**MDPI and ACS Style**

Elyashiv, H.; Bookman, R.; Siemann, L.; ten Brink, U.; Huhn, K.
Numerical Characterization of Cohesive and Non-Cohesive ‘Sediments’ under Different Consolidation States Using 3D DEM Triaxial Experiments. *Processes* **2020**, *8*, 1252.
https://doi.org/10.3390/pr8101252

**AMA Style**

Elyashiv H, Bookman R, Siemann L, ten Brink U, Huhn K.
Numerical Characterization of Cohesive and Non-Cohesive ‘Sediments’ under Different Consolidation States Using 3D DEM Triaxial Experiments. *Processes*. 2020; 8(10):1252.
https://doi.org/10.3390/pr8101252

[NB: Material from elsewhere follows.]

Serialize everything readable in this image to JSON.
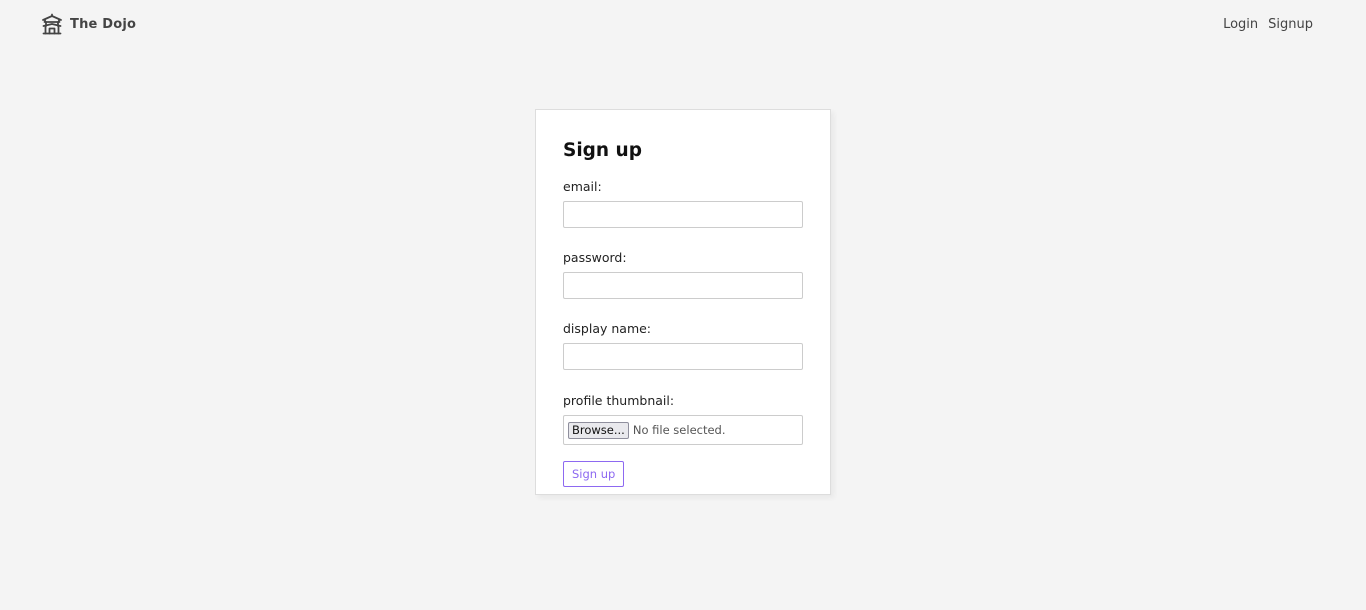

**Chicago/Turabian Style**

Elyashiv, Hadar, Revital Bookman, Lennart Siemann, Uri ten Brink, and Katrin Huhn.
2020. "Numerical Characterization of Cohesive and Non-Cohesive ‘Sediments’ under Different Consolidation States Using 3D DEM Triaxial Experiments" *Processes* 8, no. 10: 1252.
https://doi.org/10.3390/pr8101252